__Exercise details__
Copy each line below as written, but skip the pictures.

__Data in this exercise__
_____

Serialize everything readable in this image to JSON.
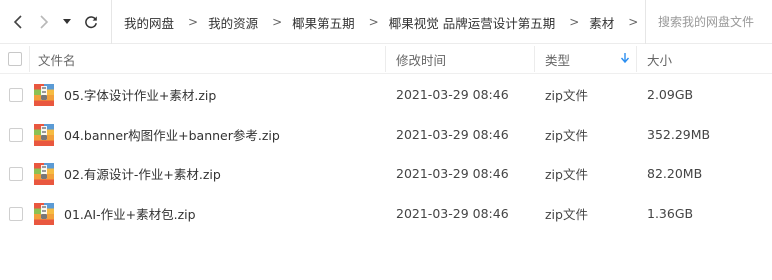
{
  "toolbar": {
    "back_icon": "chevron-left-icon",
    "forward_icon": "chevron-right-icon",
    "history_icon": "caret-down-icon",
    "refresh_icon": "refresh-icon"
  },
  "breadcrumb": {
    "items": [
      "我的网盘",
      "我的资源",
      "椰果第五期",
      "椰果视觉 品牌运营设计第五期",
      "素材"
    ],
    "separator": ">"
  },
  "search": {
    "placeholder": "搜索我的网盘文件"
  },
  "columns": {
    "name": "文件名",
    "modified": "修改时间",
    "type": "类型",
    "size": "大小",
    "sort_icon": "sort-down-arrow-icon",
    "sort_color": "#2b8ef0"
  },
  "files": [
    {
      "name": "05.字体设计作业+素材.zip",
      "modified": "2021-03-29 08:46",
      "type": "zip文件",
      "size": "2.09GB",
      "icon": "zip-archive-icon"
    },
    {
      "name": "04.banner构图作业+banner参考.zip",
      "modified": "2021-03-29 08:46",
      "type": "zip文件",
      "size": "352.29MB",
      "icon": "zip-archive-icon"
    },
    {
      "name": "02.有源设计-作业+素材.zip",
      "modified": "2021-03-29 08:46",
      "type": "zip文件",
      "size": "82.20MB",
      "icon": "zip-archive-icon"
    },
    {
      "name": "01.AI-作业+素材包.zip",
      "modified": "2021-03-29 08:46",
      "type": "zip文件",
      "size": "1.36GB",
      "icon": "zip-archive-icon"
    }
  ]
}
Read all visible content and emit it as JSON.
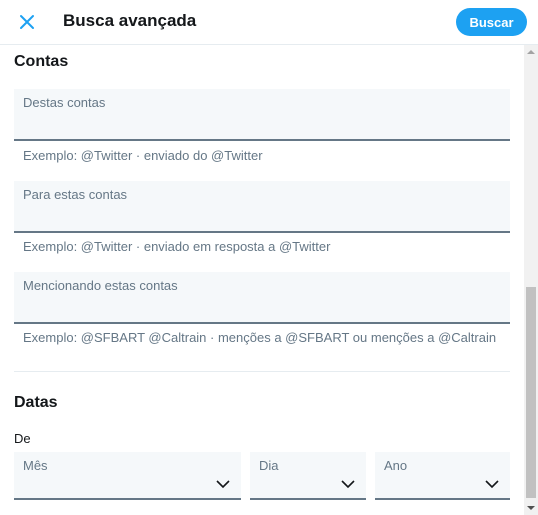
{
  "header": {
    "title": "Busca avançada",
    "search_button": "Buscar",
    "close_icon": "close-x-icon"
  },
  "accounts": {
    "section_title": "Contas",
    "fields": [
      {
        "label": "Destas contas",
        "hint": "Exemplo: @Twitter · enviado do @Twitter"
      },
      {
        "label": "Para estas contas",
        "hint": "Exemplo: @Twitter · enviado em resposta a @Twitter"
      },
      {
        "label": "Mencionando estas contas",
        "hint": "Exemplo: @SFBART @Caltrain · menções a @SFBART ou menções a @Caltrain"
      }
    ]
  },
  "dates": {
    "section_title": "Datas",
    "from_label": "De",
    "selects": [
      {
        "label": "Mês"
      },
      {
        "label": "Dia"
      },
      {
        "label": "Ano"
      }
    ]
  },
  "colors": {
    "accent": "#1da1f2",
    "field_bg": "#f5f8fa",
    "muted_text": "#657786"
  }
}
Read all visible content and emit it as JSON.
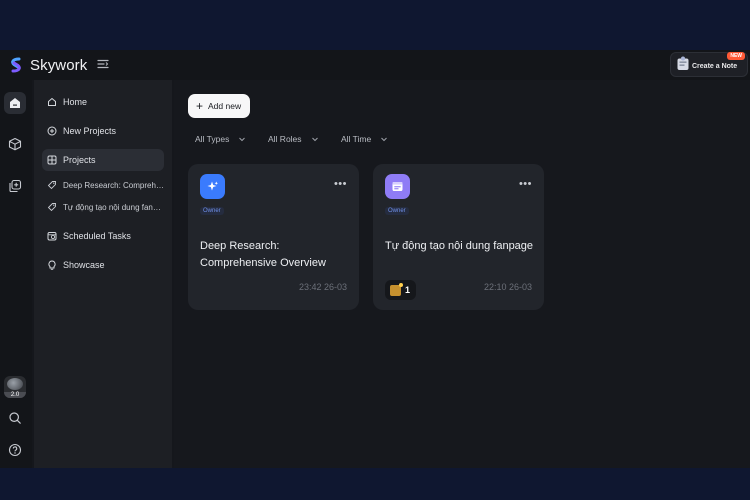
{
  "header": {
    "brand": "Skywork",
    "create_note_label": "Create a Note",
    "create_note_badge": "NEW"
  },
  "rail": {
    "avatar_version": "2.0"
  },
  "sidebar": {
    "items": [
      {
        "label": "Home",
        "icon": "home-icon"
      },
      {
        "label": "New Projects",
        "icon": "plus-circle-icon"
      },
      {
        "label": "Projects",
        "icon": "grid-icon"
      },
      {
        "label": "Deep Research: Comprehensive Overview",
        "icon": "sparkle-tag-icon"
      },
      {
        "label": "Tự động tạo nội dung fanpage",
        "icon": "sparkle-tag-icon"
      },
      {
        "label": "Scheduled Tasks",
        "icon": "calendar-clock-icon"
      },
      {
        "label": "Showcase",
        "icon": "lightbulb-icon"
      }
    ]
  },
  "main": {
    "add_new_label": "Add new",
    "filters": [
      "All Types",
      "All Roles",
      "All Time"
    ],
    "cards": [
      {
        "icon": "sparkle-icon",
        "icon_color": "#3a7bfd",
        "owner_label": "Owner",
        "title": "Deep Research: Comprehensive Overview",
        "time": "23:42 26-03"
      },
      {
        "icon": "browser-icon",
        "icon_color": "#8f7cf6",
        "owner_label": "Owner",
        "title": "Tự động tạo nội dung fanpage",
        "task_count": "1",
        "time": "22:10 26-03"
      }
    ]
  },
  "colors": {
    "accent_blue": "#3a7bfd",
    "accent_purple": "#8f7cf6",
    "badge_orange": "#ff5a36",
    "owner_blue": "#6f8fe8"
  }
}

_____

__Exercise result__
Serialize everything readable in this image to JSON.
{
  "toolbar": {
    "back_icon": "chevron-left-icon",
    "forward_icon": "chevron-right-icon",
    "history_icon": "caret-down-icon",
    "refresh_icon": "refresh-icon"
  },
  "breadcrumb": {
    "items": [
      "我的网盘",
      "我的资源",
      "椰果第五期",
      "椰果视觉 品牌运营设计第五期",
      "素材"
    ],
    "separator": ">"
  },
  "search": {
    "placeholder": "搜索我的网盘文件"
  },
  "columns": {
    "name": "文件名",
    "modified": "修改时间",
    "type": "类型",
    "size": "大小",
    "sort_icon": "sort-down-arrow-icon",
    "sort_color": "#2b8ef0"
  },
  "files": [
    {
      "name": "05.字体设计作业+素材.zip",
      "modified": "2021-03-29 08:46",
      "type": "zip文件",
      "size": "2.09GB",
      "icon": "zip-archive-icon"
    },
    {
      "name": "04.banner构图作业+banner参考.zip",
      "modified": "2021-03-29 08:46",
      "type": "zip文件",
      "size": "352.29MB",
      "icon": "zip-archive-icon"
    },
    {
      "name": "02.有源设计-作业+素材.zip",
      "modified": "2021-03-29 08:46",
      "type": "zip文件",
      "size": "82.20MB",
      "icon": "zip-archive-icon"
    },
    {
      "name": "01.AI-作业+素材包.zip",
      "modified": "2021-03-29 08:46",
      "type": "zip文件",
      "size": "1.36GB",
      "icon": "zip-archive-icon"
    }
  ]
}
Read all visible content and emit it as JSON.
{
  "header": {
    "title": "Busca avançada",
    "search_button": "Buscar",
    "close_icon": "close-x-icon"
  },
  "accounts": {
    "section_title": "Contas",
    "fields": [
      {
        "label": "Destas contas",
        "hint": "Exemplo: @Twitter · enviado do @Twitter"
      },
      {
        "label": "Para estas contas",
        "hint": "Exemplo: @Twitter · enviado em resposta a @Twitter"
      },
      {
        "label": "Mencionando estas contas",
        "hint": "Exemplo: @SFBART @Caltrain · menções a @SFBART ou menções a @Caltrain"
      }
    ]
  },
  "dates": {
    "section_title": "Datas",
    "from_label": "De",
    "selects": [
      {
        "label": "Mês"
      },
      {
        "label": "Dia"
      },
      {
        "label": "Ano"
      }
    ]
  },
  "colors": {
    "accent": "#1da1f2",
    "field_bg": "#f5f8fa",
    "muted_text": "#657786"
  }
}
Read all visible content and emit it as JSON.
{
  "header": {
    "brand": "Skywork",
    "create_note_label": "Create a Note",
    "create_note_badge": "NEW"
  },
  "rail": {
    "avatar_version": "2.0"
  },
  "sidebar": {
    "items": [
      {
        "label": "Home",
        "icon": "home-icon"
      },
      {
        "label": "New Projects",
        "icon": "plus-circle-icon"
      },
      {
        "label": "Projects",
        "icon": "grid-icon"
      },
      {
        "label": "Deep Research: Comprehensive Overview",
        "icon": "sparkle-tag-icon"
      },
      {
        "label": "Tự động tạo nội dung fanpage",
        "icon": "sparkle-tag-icon"
      },
      {
        "label": "Scheduled Tasks",
        "icon": "calendar-clock-icon"
      },
      {
        "label": "Showcase",
        "icon": "lightbulb-icon"
      }
    ]
  },
  "main": {
    "add_new_label": "Add new",
    "filters": [
      "All Types",
      "All Roles",
      "All Time"
    ],
    "cards": [
      {
        "icon": "sparkle-icon",
        "icon_color": "#3a7bfd",
        "owner_label": "Owner",
        "title": "Deep Research: Comprehensive Overview",
        "time": "23:42 26-03"
      },
      {
        "icon": "browser-icon",
        "icon_color": "#8f7cf6",
        "owner_label": "Owner",
        "title": "Tự động tạo nội dung fanpage",
        "task_count": "1",
        "time": "22:10 26-03"
      }
    ]
  },
  "colors": {
    "accent_blue": "#3a7bfd",
    "accent_purple": "#8f7cf6",
    "badge_orange": "#ff5a36",
    "owner_blue": "#6f8fe8"
  }
}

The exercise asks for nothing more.